_What the task requires_
Write out all of the data without omission, exactly as shown.

_Data for review_
==================================================

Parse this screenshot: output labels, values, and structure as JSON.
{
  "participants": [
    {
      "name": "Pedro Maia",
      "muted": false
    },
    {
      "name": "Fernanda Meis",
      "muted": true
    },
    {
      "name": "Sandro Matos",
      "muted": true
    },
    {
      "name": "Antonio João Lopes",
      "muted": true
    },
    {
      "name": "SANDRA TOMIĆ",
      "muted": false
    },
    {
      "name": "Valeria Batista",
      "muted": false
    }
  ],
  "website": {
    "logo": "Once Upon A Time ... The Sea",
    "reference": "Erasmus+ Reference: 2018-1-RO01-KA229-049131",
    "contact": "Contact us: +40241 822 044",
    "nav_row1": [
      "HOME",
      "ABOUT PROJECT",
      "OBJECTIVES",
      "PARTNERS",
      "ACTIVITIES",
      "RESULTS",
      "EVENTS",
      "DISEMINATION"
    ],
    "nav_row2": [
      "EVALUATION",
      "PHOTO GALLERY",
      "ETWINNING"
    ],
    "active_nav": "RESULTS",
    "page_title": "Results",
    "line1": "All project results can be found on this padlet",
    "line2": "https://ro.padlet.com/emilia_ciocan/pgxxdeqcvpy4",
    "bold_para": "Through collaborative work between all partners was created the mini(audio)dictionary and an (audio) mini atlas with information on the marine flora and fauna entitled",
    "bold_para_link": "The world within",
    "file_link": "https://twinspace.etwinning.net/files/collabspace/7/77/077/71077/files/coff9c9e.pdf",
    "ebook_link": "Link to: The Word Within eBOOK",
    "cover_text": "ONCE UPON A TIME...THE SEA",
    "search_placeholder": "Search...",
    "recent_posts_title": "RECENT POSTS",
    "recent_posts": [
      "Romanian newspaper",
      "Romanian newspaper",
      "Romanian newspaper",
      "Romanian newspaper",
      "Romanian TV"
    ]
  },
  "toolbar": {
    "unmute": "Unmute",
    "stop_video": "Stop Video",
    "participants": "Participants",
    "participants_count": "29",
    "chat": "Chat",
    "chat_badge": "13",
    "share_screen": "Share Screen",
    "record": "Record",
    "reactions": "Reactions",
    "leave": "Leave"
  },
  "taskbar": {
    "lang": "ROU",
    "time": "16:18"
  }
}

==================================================

_Result of the exercise_
Parse this screenshot: output labels, values, and structure as JSON.
{
  "participants": [
    {
      "name": "Pedro Maia",
      "muted": false
    },
    {
      "name": "Fernanda Meis",
      "muted": true
    },
    {
      "name": "Sandro Matos",
      "muted": true
    },
    {
      "name": "Antonio João Lopes",
      "muted": true
    },
    {
      "name": "SANDRA TOMIĆ",
      "muted": false
    },
    {
      "name": "Valeria Batista",
      "muted": false
    }
  ],
  "website": {
    "logo": "Once Upon A Time ... The Sea",
    "reference": "Erasmus+ Reference: 2018-1-RO01-KA229-049131",
    "contact": "Contact us: +40241 822 044",
    "nav_row1": [
      "HOME",
      "ABOUT PROJECT",
      "OBJECTIVES",
      "PARTNERS",
      "ACTIVITIES",
      "RESULTS",
      "EVENTS",
      "DISEMINATION"
    ],
    "nav_row2": [
      "EVALUATION",
      "PHOTO GALLERY",
      "ETWINNING"
    ],
    "active_nav": "RESULTS",
    "page_title": "Results",
    "line1": "All project results can be found on this padlet",
    "line2": "https://ro.padlet.com/emilia_ciocan/pgxxdeqcvpy4",
    "bold_para": "Through collaborative work between all partners was created the mini(audio)dictionary and an (audio) mini atlas with information on the marine flora and fauna entitled",
    "bold_para_link": "The world within",
    "file_link": "https://twinspace.etwinning.net/files/collabspace/7/77/077/71077/files/coff9c9e.pdf",
    "ebook_link": "Link to: The Word Within eBOOK",
    "cover_text": "ONCE UPON A TIME...THE SEA",
    "search_placeholder": "Search...",
    "recent_posts_title": "RECENT POSTS",
    "recent_posts": [
      "Romanian newspaper",
      "Romanian newspaper",
      "Romanian newspaper",
      "Romanian newspaper",
      "Romanian TV"
    ]
  },
  "toolbar": {
    "unmute": "Unmute",
    "stop_video": "Stop Video",
    "participants": "Participants",
    "participants_count": "29",
    "chat": "Chat",
    "chat_badge": "13",
    "share_screen": "Share Screen",
    "record": "Record",
    "reactions": "Reactions",
    "leave": "Leave"
  },
  "taskbar": {
    "lang": "ROU",
    "time": "16:18"
  }
}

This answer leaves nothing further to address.